To a lesser extent, that means telling his kids to leave the Radleys be and complementing the always ornery Mrs. Dubose. He is not prone to bravado by acting his age instead of playing football and not gloating about his skill with a gun. He’s too humble a man for that. He also does not fight back. He has more self-respect for himself and other people.
He attempts to instill this and other skills like tact in his kids, especially naive Scout. He gives her the eponymous metaphor that it is a sin to kill a mockingbird because they are a bird (supposedly) that brings only beauty and goodness into the world. And as he says, and I’m paraphrasing, you never understand someone else until you climb into their skin and walk around a bit. He delves into what empathy is and it’s what allows him to feel sorry for the Ewells, instead of desiring vengeance.
Atticus Finch is one of the special characters that I would actually use as a model.
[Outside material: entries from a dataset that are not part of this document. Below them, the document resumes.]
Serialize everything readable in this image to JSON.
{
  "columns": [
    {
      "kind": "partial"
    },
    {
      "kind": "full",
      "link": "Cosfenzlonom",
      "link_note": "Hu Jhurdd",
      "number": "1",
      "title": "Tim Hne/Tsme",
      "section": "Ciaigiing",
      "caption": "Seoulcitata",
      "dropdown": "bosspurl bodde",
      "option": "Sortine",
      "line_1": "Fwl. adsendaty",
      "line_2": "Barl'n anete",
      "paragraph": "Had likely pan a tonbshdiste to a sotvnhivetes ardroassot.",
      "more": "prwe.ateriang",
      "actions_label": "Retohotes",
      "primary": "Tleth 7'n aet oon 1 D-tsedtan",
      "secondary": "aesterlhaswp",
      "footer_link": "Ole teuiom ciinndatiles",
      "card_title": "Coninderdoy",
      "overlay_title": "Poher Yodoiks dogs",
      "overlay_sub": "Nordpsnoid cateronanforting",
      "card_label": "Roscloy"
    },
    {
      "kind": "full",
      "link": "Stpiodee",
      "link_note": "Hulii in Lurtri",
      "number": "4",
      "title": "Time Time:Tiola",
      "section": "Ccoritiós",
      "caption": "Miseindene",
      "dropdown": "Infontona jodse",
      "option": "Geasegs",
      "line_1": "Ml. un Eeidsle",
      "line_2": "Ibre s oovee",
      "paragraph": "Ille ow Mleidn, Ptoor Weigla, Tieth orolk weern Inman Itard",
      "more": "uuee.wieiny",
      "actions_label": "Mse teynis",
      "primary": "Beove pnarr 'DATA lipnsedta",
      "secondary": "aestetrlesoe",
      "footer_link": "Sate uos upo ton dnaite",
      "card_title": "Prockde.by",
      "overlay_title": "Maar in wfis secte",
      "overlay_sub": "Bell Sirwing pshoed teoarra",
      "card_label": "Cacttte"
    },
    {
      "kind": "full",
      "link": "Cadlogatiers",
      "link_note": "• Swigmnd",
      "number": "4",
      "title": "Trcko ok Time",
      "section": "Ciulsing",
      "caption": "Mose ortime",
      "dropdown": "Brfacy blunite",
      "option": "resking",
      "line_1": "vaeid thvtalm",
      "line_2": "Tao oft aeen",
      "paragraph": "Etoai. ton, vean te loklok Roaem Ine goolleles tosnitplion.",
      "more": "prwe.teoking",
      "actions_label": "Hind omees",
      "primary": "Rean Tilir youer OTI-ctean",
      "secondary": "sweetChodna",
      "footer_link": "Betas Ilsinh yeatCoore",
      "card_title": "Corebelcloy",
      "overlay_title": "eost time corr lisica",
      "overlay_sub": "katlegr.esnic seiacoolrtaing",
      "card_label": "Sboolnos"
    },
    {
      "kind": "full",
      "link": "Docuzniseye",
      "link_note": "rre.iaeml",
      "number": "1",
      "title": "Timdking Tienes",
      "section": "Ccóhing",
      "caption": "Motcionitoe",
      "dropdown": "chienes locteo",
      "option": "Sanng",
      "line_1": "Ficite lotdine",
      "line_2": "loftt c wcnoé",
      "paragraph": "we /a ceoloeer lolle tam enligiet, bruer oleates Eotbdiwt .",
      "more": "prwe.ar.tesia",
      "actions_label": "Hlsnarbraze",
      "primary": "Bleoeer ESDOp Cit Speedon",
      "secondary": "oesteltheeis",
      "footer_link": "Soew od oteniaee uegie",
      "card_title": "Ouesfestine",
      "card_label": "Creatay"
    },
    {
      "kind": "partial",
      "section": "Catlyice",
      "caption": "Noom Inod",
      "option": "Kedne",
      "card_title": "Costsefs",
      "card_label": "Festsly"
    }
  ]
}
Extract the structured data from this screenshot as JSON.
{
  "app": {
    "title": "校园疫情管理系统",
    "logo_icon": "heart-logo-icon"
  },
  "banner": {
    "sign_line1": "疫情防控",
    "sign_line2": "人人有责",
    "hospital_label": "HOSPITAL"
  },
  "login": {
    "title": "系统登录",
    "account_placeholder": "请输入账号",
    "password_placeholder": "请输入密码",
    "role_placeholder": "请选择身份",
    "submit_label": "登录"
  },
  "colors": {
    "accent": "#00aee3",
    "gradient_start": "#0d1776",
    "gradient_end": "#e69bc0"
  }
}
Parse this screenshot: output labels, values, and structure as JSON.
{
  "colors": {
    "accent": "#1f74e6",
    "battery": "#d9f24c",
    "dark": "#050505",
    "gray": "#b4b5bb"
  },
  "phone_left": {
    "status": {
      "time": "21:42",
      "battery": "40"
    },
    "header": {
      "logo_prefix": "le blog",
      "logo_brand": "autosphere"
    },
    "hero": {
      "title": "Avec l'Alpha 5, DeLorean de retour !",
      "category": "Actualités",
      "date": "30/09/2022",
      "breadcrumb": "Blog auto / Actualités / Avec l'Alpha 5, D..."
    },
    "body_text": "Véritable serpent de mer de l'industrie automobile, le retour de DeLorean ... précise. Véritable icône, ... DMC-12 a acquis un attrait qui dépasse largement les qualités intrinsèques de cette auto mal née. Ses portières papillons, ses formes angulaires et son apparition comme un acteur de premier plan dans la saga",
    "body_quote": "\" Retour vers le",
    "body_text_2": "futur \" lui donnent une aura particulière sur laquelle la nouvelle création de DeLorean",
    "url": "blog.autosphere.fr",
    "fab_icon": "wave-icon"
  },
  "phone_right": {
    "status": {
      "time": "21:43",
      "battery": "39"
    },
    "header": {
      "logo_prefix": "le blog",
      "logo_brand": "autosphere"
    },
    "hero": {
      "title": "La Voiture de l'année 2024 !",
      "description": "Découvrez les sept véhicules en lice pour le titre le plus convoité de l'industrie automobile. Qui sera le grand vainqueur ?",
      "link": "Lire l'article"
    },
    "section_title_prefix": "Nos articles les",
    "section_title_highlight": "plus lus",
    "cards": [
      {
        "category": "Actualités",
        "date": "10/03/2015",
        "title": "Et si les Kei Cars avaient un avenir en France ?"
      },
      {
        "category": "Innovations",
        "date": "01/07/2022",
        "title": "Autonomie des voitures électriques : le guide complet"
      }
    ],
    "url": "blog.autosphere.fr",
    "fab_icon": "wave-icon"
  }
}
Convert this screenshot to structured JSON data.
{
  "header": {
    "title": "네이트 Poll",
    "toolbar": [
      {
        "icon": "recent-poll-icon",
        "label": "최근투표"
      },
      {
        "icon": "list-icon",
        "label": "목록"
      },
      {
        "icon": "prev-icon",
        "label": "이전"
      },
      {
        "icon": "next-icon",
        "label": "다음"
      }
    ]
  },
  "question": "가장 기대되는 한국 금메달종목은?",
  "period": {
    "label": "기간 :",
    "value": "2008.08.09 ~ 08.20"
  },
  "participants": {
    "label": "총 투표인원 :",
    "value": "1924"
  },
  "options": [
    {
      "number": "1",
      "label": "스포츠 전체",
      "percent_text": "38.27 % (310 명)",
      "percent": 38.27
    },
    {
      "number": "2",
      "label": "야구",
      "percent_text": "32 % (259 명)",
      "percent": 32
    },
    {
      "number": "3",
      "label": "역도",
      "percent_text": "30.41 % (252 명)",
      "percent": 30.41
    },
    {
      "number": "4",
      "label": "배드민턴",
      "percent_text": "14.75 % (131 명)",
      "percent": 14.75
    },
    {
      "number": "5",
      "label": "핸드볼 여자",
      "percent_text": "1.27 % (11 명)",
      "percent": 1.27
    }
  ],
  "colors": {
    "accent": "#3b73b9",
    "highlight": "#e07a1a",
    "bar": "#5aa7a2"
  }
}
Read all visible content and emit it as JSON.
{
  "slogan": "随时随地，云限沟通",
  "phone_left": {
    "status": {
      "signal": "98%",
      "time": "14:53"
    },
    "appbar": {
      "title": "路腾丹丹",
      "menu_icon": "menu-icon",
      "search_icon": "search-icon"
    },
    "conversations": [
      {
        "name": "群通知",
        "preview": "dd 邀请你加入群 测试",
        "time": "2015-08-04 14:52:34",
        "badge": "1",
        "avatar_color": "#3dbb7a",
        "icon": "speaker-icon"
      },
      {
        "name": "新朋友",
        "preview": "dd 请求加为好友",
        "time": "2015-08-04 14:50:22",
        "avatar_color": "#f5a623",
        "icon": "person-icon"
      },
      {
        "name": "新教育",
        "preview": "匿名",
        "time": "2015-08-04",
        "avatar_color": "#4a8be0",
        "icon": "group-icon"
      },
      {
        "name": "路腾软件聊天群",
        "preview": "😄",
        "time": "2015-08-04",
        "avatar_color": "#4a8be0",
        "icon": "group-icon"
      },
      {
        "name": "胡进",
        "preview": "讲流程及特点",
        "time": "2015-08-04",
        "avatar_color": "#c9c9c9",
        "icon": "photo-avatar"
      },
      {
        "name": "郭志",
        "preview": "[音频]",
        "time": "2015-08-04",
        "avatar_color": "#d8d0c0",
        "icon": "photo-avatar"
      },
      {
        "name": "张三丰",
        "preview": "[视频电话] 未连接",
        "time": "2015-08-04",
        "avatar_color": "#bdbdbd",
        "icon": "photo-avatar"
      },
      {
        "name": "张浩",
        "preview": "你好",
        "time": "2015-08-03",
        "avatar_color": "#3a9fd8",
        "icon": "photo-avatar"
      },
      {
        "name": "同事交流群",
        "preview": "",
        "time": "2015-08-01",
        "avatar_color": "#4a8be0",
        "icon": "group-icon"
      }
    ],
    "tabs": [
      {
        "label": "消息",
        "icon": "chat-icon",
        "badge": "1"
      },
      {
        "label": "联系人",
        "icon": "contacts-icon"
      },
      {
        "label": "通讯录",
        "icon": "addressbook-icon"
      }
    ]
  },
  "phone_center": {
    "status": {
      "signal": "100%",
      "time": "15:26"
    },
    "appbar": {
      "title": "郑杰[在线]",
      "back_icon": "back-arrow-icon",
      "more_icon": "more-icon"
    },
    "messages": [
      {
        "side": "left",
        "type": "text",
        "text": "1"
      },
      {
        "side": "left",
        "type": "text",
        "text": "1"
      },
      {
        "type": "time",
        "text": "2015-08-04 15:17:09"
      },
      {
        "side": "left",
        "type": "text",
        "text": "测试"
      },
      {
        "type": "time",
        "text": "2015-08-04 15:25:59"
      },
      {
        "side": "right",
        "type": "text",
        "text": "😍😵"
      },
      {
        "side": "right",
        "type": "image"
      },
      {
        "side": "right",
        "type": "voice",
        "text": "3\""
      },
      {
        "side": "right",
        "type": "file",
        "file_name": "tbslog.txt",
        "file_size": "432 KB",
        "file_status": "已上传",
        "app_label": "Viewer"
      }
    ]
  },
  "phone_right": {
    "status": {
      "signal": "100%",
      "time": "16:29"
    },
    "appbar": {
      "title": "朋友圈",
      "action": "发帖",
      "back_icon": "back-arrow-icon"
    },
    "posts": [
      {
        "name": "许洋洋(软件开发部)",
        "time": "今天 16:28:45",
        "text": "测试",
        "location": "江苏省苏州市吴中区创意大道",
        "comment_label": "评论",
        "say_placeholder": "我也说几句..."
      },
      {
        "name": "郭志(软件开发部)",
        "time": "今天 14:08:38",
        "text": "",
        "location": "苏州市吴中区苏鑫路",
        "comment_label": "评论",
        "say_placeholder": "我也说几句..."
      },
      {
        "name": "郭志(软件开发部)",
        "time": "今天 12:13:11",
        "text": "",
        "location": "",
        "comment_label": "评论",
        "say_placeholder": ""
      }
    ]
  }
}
He makes me question my own actions as I take on a role much like Scout. He’s constantly reminding, constantly being patient, and modeling what it means to do what is right. All this is done without condescension, without lecturing. It’s done out of love.
His greatest act is, of course, defending accused African-American man Tom Robinson (Brock Peters), because after all, without this central point there is no film or book before it. But rather than focus on the depiction of these African-American characters and whether they are objectionable or not, I would rather acknowledge that this was a simpler time with a lot of evil still left in the world (as there is now), so this film speaks to me, because on a basic level, it is a story of good in the midst of all this blind discrimination and hatred.
That simple truth still speaks to me even with a story that is over 50 years old. The only adult cast member who is still with us now is Robert Duvall, and he is well into his 80s. Gregory Peck with his bespectacled visage and his soothing yet commanding voice is gone. Brock Peters is no longer with us, nor are the many other lesser known figures. But their story and these characters they embodied remain as a testament to Harper Lee’s original work.
It seems important to ask ourselves why would a man like Atticus do what he did? Why would he take that risk when no one else would? He answers Scout in this straightforward manner, “If I didn’t I couldn’t hold up my head in town, I couldn’t represent this county in the legislature, I couldn’t even tell you or Jem not to do something again.” He’s a man who holds himself to a different set of standards.